In the listing below, how many lines contain the string "Data"? Reply with the number alone.

[[ Material to process open ]]

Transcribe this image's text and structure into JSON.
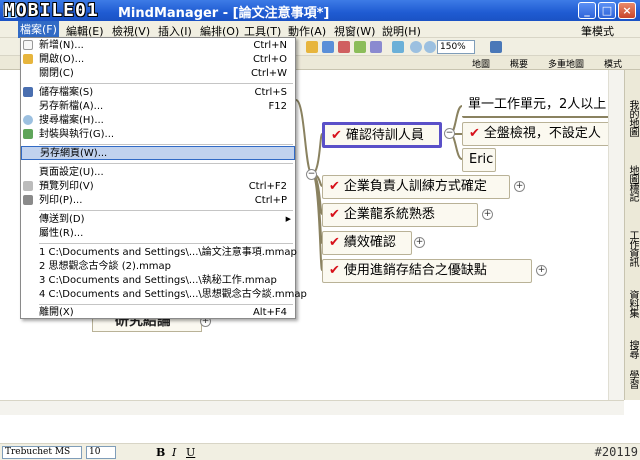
{
  "window": {
    "title": "MindManager - [論文注意事項*]",
    "logo": "MOBILE01"
  },
  "menubar": {
    "items": [
      "檔案(F)",
      "編輯(E)",
      "檢視(V)",
      "插入(I)",
      "編排(O)",
      "工具(T)",
      "動作(A)",
      "視窗(W)",
      "說明(H)"
    ],
    "mode": "筆模式"
  },
  "toolbar": {
    "zoom": "150%"
  },
  "viewbar": {
    "tabs": [
      "地圖",
      "概要",
      "多重地圖",
      "模式"
    ]
  },
  "file_menu": {
    "items": [
      {
        "label": "新增(N)...",
        "shortcut": "Ctrl+N"
      },
      {
        "label": "開啟(O)...",
        "shortcut": "Ctrl+O"
      },
      {
        "label": "關閉(C)",
        "shortcut": "Ctrl+W"
      },
      {
        "label": "儲存檔案(S)",
        "shortcut": "Ctrl+S"
      },
      {
        "label": "另存新檔(A)...",
        "shortcut": "F12"
      },
      {
        "label": "搜尋檔案(H)...",
        "shortcut": ""
      },
      {
        "label": "封裝與執行(G)...",
        "shortcut": ""
      },
      {
        "label": "另存網頁(W)...",
        "shortcut": ""
      },
      {
        "label": "頁面設定(U)...",
        "shortcut": ""
      },
      {
        "label": "預覽列印(V)",
        "shortcut": "Ctrl+F2"
      },
      {
        "label": "列印(P)...",
        "shortcut": "Ctrl+P"
      },
      {
        "label": "傳送到(D)",
        "shortcut": ""
      },
      {
        "label": "屬性(R)...",
        "shortcut": ""
      },
      {
        "label": "1 C:\\Documents and Settings\\...\\論文注意事項.mmap",
        "shortcut": ""
      },
      {
        "label": "2 思想觀念古今談 (2).mmap",
        "shortcut": ""
      },
      {
        "label": "3 C:\\Documents and Settings\\...\\執秘工作.mmap",
        "shortcut": ""
      },
      {
        "label": "4 C:\\Documents and Settings\\...\\思想觀念古今談.mmap",
        "shortcut": ""
      },
      {
        "label": "離開(X)",
        "shortcut": "Alt+F4"
      }
    ]
  },
  "map": {
    "selected_topic": "確認待訓人員",
    "right_topics": [
      "單一工作單元，2人以上",
      "全盤檢視，不設定人",
      "Eric"
    ],
    "topics": [
      "企業負責人訓練方式確定",
      "企業龍系統熟悉",
      "績效確認",
      "使用進銷存結合之優缺點"
    ],
    "research": "研究結論"
  },
  "side_panel": {
    "tabs": [
      "我的地圖",
      "地圖標記",
      "工作資訊",
      "資料集",
      "搜尋",
      "學習"
    ]
  },
  "format_bar": {
    "font": "Trebuchet MS",
    "size": "10",
    "bold": "B",
    "italic": "I",
    "underline": "U"
  },
  "watermark": "#20119",
  "colors": {
    "title_bar": "#2a62d6",
    "selection": "#316ac5",
    "check": "#d7101a"
  }
}
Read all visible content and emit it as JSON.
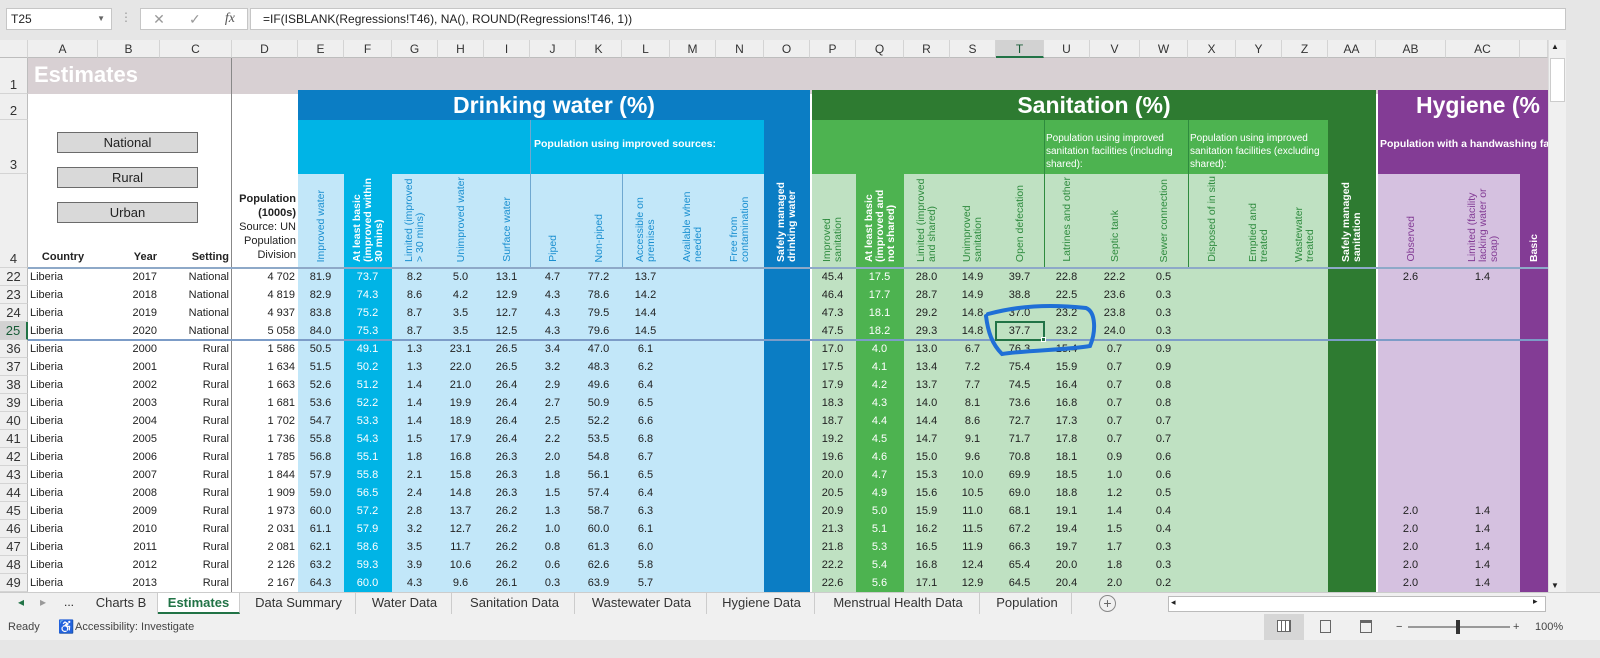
{
  "colors": {
    "light_blue": "#c2e7f9",
    "cyan": "#00b4e6",
    "dark_blue": "#0b7dc4",
    "light_green": "#bfe1c2",
    "mid_green": "#4db350",
    "dark_green": "#2e7b31",
    "light_purple": "#d5c1e0",
    "purple": "#833c95",
    "title_gray": "#d8d0d3",
    "selection": "#217346",
    "annotation": "#1f6fd6"
  },
  "formula_bar": {
    "name_box": "T25",
    "cancel_icon": "✕",
    "enter_icon": "✓",
    "fx_label": "fx",
    "formula": "=IF(ISBLANK(Regressions!T46), NA(), ROUND(Regressions!T46, 1))"
  },
  "columns": [
    "A",
    "B",
    "C",
    "D",
    "E",
    "F",
    "G",
    "H",
    "I",
    "J",
    "K",
    "L",
    "M",
    "N",
    "O",
    "P",
    "Q",
    "R",
    "S",
    "T",
    "U",
    "V",
    "W",
    "X",
    "Y",
    "Z",
    "AA",
    "AB",
    "AC"
  ],
  "header_rows": [
    "1",
    "2",
    "3",
    "4"
  ],
  "sheet_title": "Estimates",
  "setting_buttons": [
    "National",
    "Rural",
    "Urban"
  ],
  "titles": {
    "water": "Drinking water (%)",
    "sanitation": "Sanitation (%)",
    "hygiene": "Hygiene (%"
  },
  "groups": {
    "water_improved": "Population using improved sources:",
    "san_incl": "Population using improved sanitation facilities (including shared):",
    "san_excl": "Population using improved sanitation facilities (excluding shared):",
    "hygiene": "Population with a handwashing fa"
  },
  "column_headers": {
    "A": "Country",
    "B": "Year",
    "C": "Setting",
    "D_bold": "Population (1000s)",
    "D_source": "Source: UN Population Division",
    "E": "Improved water",
    "F": "At least basic (improved within 30 mins)",
    "G": "Limited (improved > 30 mins)",
    "H": "Unimproved water",
    "I": "Surface water",
    "J": "Piped",
    "K": "Non-piped",
    "L": "Accessible on premises",
    "M": "Available when needed",
    "N": "Free from contamination",
    "O": "Safely managed drinking water",
    "P": "Improved sanitation",
    "Q": "At least basic (improved and not shared)",
    "R": "Limited (improved and shared)",
    "S": "Unimproved sanitation",
    "T": "Open defecation",
    "U": "Latrines and other",
    "V": "Septic tank",
    "W": "Sewer connection",
    "X": "Disposed of in situ",
    "Y": "Emptied and treated",
    "Z": "Wastewater treated",
    "AA": "Safely managed sanitation",
    "AB": "Observed",
    "AC": "Limited (facility lacking water or soap)",
    "AD": "Basic"
  },
  "rows": [
    {
      "n": "22",
      "cells": [
        "Liberia",
        "2017",
        "National",
        "4 702",
        "81.9",
        "73.7",
        "8.2",
        "5.0",
        "13.1",
        "4.7",
        "77.2",
        "13.7",
        "",
        "",
        "",
        "45.4",
        "17.5",
        "28.0",
        "14.9",
        "39.7",
        "22.8",
        "22.2",
        "0.5",
        "",
        "",
        "",
        "",
        "2.6",
        "1.4"
      ]
    },
    {
      "n": "23",
      "cells": [
        "Liberia",
        "2018",
        "National",
        "4 819",
        "82.9",
        "74.3",
        "8.6",
        "4.2",
        "12.9",
        "4.3",
        "78.6",
        "14.2",
        "",
        "",
        "",
        "46.4",
        "17.7",
        "28.7",
        "14.9",
        "38.8",
        "22.5",
        "23.6",
        "0.3",
        "",
        "",
        "",
        "",
        "",
        ""
      ]
    },
    {
      "n": "24",
      "cells": [
        "Liberia",
        "2019",
        "National",
        "4 937",
        "83.8",
        "75.2",
        "8.7",
        "3.5",
        "12.7",
        "4.3",
        "79.5",
        "14.4",
        "",
        "",
        "",
        "47.3",
        "18.1",
        "29.2",
        "14.8",
        "37.0",
        "23.2",
        "23.8",
        "0.3",
        "",
        "",
        "",
        "",
        "",
        ""
      ]
    },
    {
      "n": "25",
      "cells": [
        "Liberia",
        "2020",
        "National",
        "5 058",
        "84.0",
        "75.3",
        "8.7",
        "3.5",
        "12.5",
        "4.3",
        "79.6",
        "14.5",
        "",
        "",
        "",
        "47.5",
        "18.2",
        "29.3",
        "14.8",
        "37.7",
        "23.2",
        "24.0",
        "0.3",
        "",
        "",
        "",
        "",
        "",
        ""
      ]
    },
    {
      "n": "36",
      "cells": [
        "Liberia",
        "2000",
        "Rural",
        "1 586",
        "50.5",
        "49.1",
        "1.3",
        "23.1",
        "26.5",
        "3.4",
        "47.0",
        "6.1",
        "",
        "",
        "",
        "17.0",
        "4.0",
        "13.0",
        "6.7",
        "76.3",
        "15.4",
        "0.7",
        "0.9",
        "",
        "",
        "",
        "",
        "",
        ""
      ]
    },
    {
      "n": "37",
      "cells": [
        "Liberia",
        "2001",
        "Rural",
        "1 634",
        "51.5",
        "50.2",
        "1.3",
        "22.0",
        "26.5",
        "3.2",
        "48.3",
        "6.2",
        "",
        "",
        "",
        "17.5",
        "4.1",
        "13.4",
        "7.2",
        "75.4",
        "15.9",
        "0.7",
        "0.9",
        "",
        "",
        "",
        "",
        "",
        ""
      ]
    },
    {
      "n": "38",
      "cells": [
        "Liberia",
        "2002",
        "Rural",
        "1 663",
        "52.6",
        "51.2",
        "1.4",
        "21.0",
        "26.4",
        "2.9",
        "49.6",
        "6.4",
        "",
        "",
        "",
        "17.9",
        "4.2",
        "13.7",
        "7.7",
        "74.5",
        "16.4",
        "0.7",
        "0.8",
        "",
        "",
        "",
        "",
        "",
        ""
      ]
    },
    {
      "n": "39",
      "cells": [
        "Liberia",
        "2003",
        "Rural",
        "1 681",
        "53.6",
        "52.2",
        "1.4",
        "19.9",
        "26.4",
        "2.7",
        "50.9",
        "6.5",
        "",
        "",
        "",
        "18.3",
        "4.3",
        "14.0",
        "8.1",
        "73.6",
        "16.8",
        "0.7",
        "0.8",
        "",
        "",
        "",
        "",
        "",
        ""
      ]
    },
    {
      "n": "40",
      "cells": [
        "Liberia",
        "2004",
        "Rural",
        "1 702",
        "54.7",
        "53.3",
        "1.4",
        "18.9",
        "26.4",
        "2.5",
        "52.2",
        "6.6",
        "",
        "",
        "",
        "18.7",
        "4.4",
        "14.4",
        "8.6",
        "72.7",
        "17.3",
        "0.7",
        "0.7",
        "",
        "",
        "",
        "",
        "",
        ""
      ]
    },
    {
      "n": "41",
      "cells": [
        "Liberia",
        "2005",
        "Rural",
        "1 736",
        "55.8",
        "54.3",
        "1.5",
        "17.9",
        "26.4",
        "2.2",
        "53.5",
        "6.8",
        "",
        "",
        "",
        "19.2",
        "4.5",
        "14.7",
        "9.1",
        "71.7",
        "17.8",
        "0.7",
        "0.7",
        "",
        "",
        "",
        "",
        "",
        ""
      ]
    },
    {
      "n": "42",
      "cells": [
        "Liberia",
        "2006",
        "Rural",
        "1 785",
        "56.8",
        "55.1",
        "1.8",
        "16.8",
        "26.3",
        "2.0",
        "54.8",
        "6.7",
        "",
        "",
        "",
        "19.6",
        "4.6",
        "15.0",
        "9.6",
        "70.8",
        "18.1",
        "0.9",
        "0.6",
        "",
        "",
        "",
        "",
        "",
        ""
      ]
    },
    {
      "n": "43",
      "cells": [
        "Liberia",
        "2007",
        "Rural",
        "1 844",
        "57.9",
        "55.8",
        "2.1",
        "15.8",
        "26.3",
        "1.8",
        "56.1",
        "6.5",
        "",
        "",
        "",
        "20.0",
        "4.7",
        "15.3",
        "10.0",
        "69.9",
        "18.5",
        "1.0",
        "0.6",
        "",
        "",
        "",
        "",
        "",
        ""
      ]
    },
    {
      "n": "44",
      "cells": [
        "Liberia",
        "2008",
        "Rural",
        "1 909",
        "59.0",
        "56.5",
        "2.4",
        "14.8",
        "26.3",
        "1.5",
        "57.4",
        "6.4",
        "",
        "",
        "",
        "20.5",
        "4.9",
        "15.6",
        "10.5",
        "69.0",
        "18.8",
        "1.2",
        "0.5",
        "",
        "",
        "",
        "",
        "",
        ""
      ]
    },
    {
      "n": "45",
      "cells": [
        "Liberia",
        "2009",
        "Rural",
        "1 973",
        "60.0",
        "57.2",
        "2.8",
        "13.7",
        "26.2",
        "1.3",
        "58.7",
        "6.3",
        "",
        "",
        "",
        "20.9",
        "5.0",
        "15.9",
        "11.0",
        "68.1",
        "19.1",
        "1.4",
        "0.4",
        "",
        "",
        "",
        "",
        "2.0",
        "1.4"
      ]
    },
    {
      "n": "46",
      "cells": [
        "Liberia",
        "2010",
        "Rural",
        "2 031",
        "61.1",
        "57.9",
        "3.2",
        "12.7",
        "26.2",
        "1.0",
        "60.0",
        "6.1",
        "",
        "",
        "",
        "21.3",
        "5.1",
        "16.2",
        "11.5",
        "67.2",
        "19.4",
        "1.5",
        "0.4",
        "",
        "",
        "",
        "",
        "2.0",
        "1.4"
      ]
    },
    {
      "n": "47",
      "cells": [
        "Liberia",
        "2011",
        "Rural",
        "2 081",
        "62.1",
        "58.6",
        "3.5",
        "11.7",
        "26.2",
        "0.8",
        "61.3",
        "6.0",
        "",
        "",
        "",
        "21.8",
        "5.3",
        "16.5",
        "11.9",
        "66.3",
        "19.7",
        "1.7",
        "0.3",
        "",
        "",
        "",
        "",
        "2.0",
        "1.4"
      ]
    },
    {
      "n": "48",
      "cells": [
        "Liberia",
        "2012",
        "Rural",
        "2 126",
        "63.2",
        "59.3",
        "3.9",
        "10.6",
        "26.2",
        "0.6",
        "62.6",
        "5.8",
        "",
        "",
        "",
        "22.2",
        "5.4",
        "16.8",
        "12.4",
        "65.4",
        "20.0",
        "1.8",
        "0.3",
        "",
        "",
        "",
        "",
        "2.0",
        "1.4"
      ]
    },
    {
      "n": "49",
      "cells": [
        "Liberia",
        "2013",
        "Rural",
        "2 167",
        "64.3",
        "60.0",
        "4.3",
        "9.6",
        "26.1",
        "0.3",
        "63.9",
        "5.7",
        "",
        "",
        "",
        "22.6",
        "5.6",
        "17.1",
        "12.9",
        "64.5",
        "20.4",
        "2.0",
        "0.2",
        "",
        "",
        "",
        "",
        "2.0",
        "1.4"
      ]
    }
  ],
  "tabs": {
    "prev": "◂",
    "next": "▸",
    "more": "...",
    "items": [
      "Charts B",
      "Estimates",
      "Data Summary",
      "Water Data",
      "Sanitation Data",
      "Wastewater Data",
      "Hygiene Data",
      "Menstrual Health Data",
      "Population"
    ],
    "active": "Estimates",
    "add": "+"
  },
  "status": {
    "ready": "Ready",
    "accessibility": "Accessibility: Investigate",
    "zoom": "100%",
    "zoom_minus": "−",
    "zoom_plus": "+",
    "zoom_level": 100
  }
}
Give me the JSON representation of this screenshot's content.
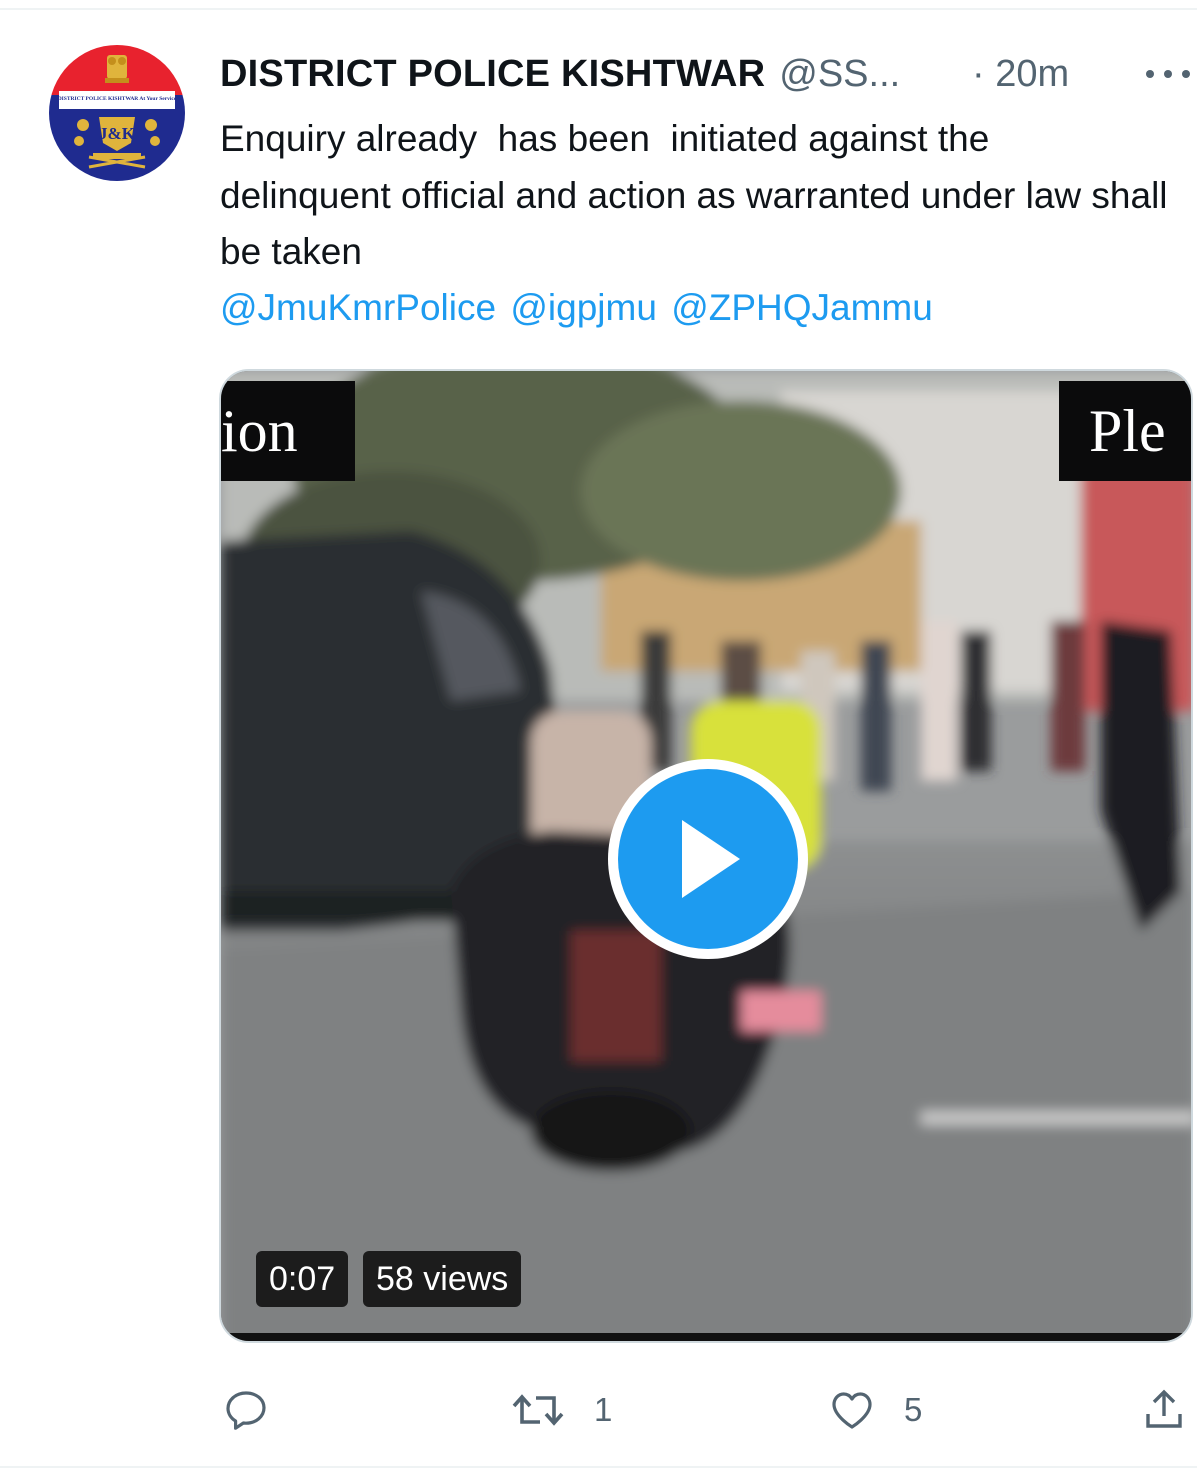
{
  "tweet": {
    "author": {
      "name": "DISTRICT POLICE KISHTWAR",
      "handle": "@SS...",
      "avatar_icon": "jk-police-emblem-icon",
      "avatar_text": "DISTRICT POLICE KISHTWAR At Your Service"
    },
    "time": "· 20m",
    "more_icon": "more-dots-icon",
    "text": "Enquiry already  has been  initiated against the delinquent official and action as warranted under law shall be taken",
    "mentions": [
      "@JmuKmrPolice",
      "@igpjmu",
      "@ZPHQJammu"
    ],
    "media": {
      "type": "video",
      "overlay_left_text": "ion",
      "overlay_right_text": "Ple",
      "duration": "0:07",
      "views": "58 views",
      "play_icon": "play-icon"
    },
    "actions": {
      "reply": {
        "icon": "reply-icon",
        "count": ""
      },
      "retweet": {
        "icon": "retweet-icon",
        "count": "1"
      },
      "like": {
        "icon": "heart-icon",
        "count": "5"
      },
      "share": {
        "icon": "share-icon",
        "count": ""
      }
    }
  },
  "colors": {
    "accent": "#1d9bf0",
    "text": "#0f1419",
    "secondary": "#536471",
    "border": "#cfd9de"
  }
}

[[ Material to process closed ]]

§ **Result of this exercise**
6